(Items from an interface collection)

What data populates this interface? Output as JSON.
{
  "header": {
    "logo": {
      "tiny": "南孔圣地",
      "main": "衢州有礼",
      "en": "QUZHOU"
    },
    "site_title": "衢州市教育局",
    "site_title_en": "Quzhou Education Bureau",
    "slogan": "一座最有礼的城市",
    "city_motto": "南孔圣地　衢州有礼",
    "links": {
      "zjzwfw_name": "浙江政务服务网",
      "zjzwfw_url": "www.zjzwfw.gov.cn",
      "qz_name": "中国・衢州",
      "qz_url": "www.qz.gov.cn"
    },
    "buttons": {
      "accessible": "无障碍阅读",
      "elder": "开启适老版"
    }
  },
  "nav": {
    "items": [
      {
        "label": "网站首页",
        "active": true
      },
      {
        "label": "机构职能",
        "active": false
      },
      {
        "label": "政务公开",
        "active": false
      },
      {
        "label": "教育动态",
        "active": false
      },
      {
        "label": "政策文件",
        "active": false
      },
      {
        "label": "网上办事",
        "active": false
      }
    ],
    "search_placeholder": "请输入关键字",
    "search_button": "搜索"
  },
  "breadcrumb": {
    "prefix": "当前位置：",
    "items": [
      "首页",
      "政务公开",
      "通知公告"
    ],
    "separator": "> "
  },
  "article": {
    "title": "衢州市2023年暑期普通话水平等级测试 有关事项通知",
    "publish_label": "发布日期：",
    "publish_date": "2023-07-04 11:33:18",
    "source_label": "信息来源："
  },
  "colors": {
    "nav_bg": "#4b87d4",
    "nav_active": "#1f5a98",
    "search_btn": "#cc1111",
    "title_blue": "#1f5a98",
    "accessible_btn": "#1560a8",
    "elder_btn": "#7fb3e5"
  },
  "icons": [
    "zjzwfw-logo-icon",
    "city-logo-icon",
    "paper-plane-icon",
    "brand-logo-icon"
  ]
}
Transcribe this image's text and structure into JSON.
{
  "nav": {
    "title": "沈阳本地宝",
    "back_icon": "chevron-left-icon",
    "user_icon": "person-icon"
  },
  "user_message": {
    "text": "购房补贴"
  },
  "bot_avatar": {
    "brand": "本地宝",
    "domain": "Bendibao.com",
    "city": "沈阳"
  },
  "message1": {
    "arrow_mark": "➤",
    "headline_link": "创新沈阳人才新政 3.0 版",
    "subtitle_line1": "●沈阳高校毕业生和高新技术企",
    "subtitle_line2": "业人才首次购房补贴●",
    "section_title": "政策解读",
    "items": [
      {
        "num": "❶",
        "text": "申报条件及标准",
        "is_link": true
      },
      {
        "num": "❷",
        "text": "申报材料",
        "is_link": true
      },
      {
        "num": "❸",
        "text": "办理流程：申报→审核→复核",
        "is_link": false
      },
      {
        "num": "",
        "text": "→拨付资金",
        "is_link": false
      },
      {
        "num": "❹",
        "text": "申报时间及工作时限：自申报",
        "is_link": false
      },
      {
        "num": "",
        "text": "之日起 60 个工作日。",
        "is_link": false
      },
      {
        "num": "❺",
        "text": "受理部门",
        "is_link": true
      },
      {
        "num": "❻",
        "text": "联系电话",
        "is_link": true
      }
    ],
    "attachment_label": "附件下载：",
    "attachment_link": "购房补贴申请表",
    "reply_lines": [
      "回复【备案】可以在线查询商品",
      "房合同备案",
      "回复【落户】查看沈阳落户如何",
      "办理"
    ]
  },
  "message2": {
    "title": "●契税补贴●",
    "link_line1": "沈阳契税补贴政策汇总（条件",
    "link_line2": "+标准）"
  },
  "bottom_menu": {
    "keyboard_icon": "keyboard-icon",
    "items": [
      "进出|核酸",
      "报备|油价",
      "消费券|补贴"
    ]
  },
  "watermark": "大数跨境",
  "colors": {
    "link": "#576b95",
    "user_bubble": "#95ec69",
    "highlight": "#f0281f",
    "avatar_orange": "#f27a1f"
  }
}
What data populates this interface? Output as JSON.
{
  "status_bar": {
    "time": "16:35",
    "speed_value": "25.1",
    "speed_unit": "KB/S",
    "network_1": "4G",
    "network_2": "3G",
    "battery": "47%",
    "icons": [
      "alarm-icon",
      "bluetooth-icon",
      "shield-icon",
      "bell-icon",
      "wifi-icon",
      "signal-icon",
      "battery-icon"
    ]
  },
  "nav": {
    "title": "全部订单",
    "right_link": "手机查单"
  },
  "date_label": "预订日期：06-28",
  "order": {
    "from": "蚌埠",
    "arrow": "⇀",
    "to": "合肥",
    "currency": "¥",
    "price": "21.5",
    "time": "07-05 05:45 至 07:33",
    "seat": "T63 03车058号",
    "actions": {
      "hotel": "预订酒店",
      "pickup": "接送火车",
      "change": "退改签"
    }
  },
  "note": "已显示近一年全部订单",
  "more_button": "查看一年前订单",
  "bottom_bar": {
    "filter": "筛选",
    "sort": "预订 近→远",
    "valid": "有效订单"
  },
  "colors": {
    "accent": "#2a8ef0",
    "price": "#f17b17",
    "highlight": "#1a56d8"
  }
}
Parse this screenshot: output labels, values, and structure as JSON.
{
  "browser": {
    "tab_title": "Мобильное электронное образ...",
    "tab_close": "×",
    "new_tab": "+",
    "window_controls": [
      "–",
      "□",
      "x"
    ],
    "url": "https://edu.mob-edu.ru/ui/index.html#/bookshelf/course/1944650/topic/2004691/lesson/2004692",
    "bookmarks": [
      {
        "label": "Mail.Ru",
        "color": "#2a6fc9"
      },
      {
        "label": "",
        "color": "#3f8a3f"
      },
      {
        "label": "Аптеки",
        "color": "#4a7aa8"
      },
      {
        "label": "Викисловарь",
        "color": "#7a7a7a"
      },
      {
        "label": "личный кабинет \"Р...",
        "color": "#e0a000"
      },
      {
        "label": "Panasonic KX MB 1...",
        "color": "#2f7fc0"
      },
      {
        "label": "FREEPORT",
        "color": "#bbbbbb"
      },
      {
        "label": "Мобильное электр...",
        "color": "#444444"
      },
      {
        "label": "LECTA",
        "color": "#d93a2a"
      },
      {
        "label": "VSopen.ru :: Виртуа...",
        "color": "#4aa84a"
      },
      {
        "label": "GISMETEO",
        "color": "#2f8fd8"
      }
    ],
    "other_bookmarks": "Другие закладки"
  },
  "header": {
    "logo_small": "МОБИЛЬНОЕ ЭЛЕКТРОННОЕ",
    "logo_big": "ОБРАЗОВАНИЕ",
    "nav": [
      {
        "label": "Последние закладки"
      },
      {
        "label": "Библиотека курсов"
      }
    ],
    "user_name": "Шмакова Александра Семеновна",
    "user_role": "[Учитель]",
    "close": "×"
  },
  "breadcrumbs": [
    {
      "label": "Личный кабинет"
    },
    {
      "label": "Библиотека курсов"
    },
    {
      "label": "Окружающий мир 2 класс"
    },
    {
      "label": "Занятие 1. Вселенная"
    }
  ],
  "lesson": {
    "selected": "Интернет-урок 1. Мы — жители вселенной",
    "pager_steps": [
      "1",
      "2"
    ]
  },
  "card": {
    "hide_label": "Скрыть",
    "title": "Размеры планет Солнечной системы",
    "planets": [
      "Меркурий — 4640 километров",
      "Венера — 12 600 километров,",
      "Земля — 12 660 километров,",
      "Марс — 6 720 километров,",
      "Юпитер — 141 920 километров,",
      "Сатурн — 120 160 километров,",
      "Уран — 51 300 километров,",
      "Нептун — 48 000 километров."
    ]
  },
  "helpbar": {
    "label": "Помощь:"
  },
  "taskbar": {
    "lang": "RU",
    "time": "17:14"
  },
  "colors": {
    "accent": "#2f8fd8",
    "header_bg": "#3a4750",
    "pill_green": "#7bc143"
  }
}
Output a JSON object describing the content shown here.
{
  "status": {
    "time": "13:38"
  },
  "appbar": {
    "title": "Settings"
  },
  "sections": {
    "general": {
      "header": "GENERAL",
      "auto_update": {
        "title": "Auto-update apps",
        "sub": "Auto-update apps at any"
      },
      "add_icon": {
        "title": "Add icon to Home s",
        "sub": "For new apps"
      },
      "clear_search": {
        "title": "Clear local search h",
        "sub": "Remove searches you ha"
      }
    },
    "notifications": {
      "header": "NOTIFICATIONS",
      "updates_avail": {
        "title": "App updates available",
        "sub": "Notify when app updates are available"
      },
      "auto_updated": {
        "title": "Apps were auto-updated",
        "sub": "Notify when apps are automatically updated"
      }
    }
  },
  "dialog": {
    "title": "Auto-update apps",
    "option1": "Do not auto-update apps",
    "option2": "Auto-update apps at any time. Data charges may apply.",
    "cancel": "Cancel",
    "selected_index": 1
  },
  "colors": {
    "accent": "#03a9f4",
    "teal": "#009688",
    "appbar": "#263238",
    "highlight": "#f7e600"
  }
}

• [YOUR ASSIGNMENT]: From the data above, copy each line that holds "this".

• [RESULT]:
What data populates this interface? Output as JSON.
Transcribe this image's text and structure into JSON.
What data populates this interface? Output as JSON.
Parse this screenshot: output labels, values, and structure as JSON.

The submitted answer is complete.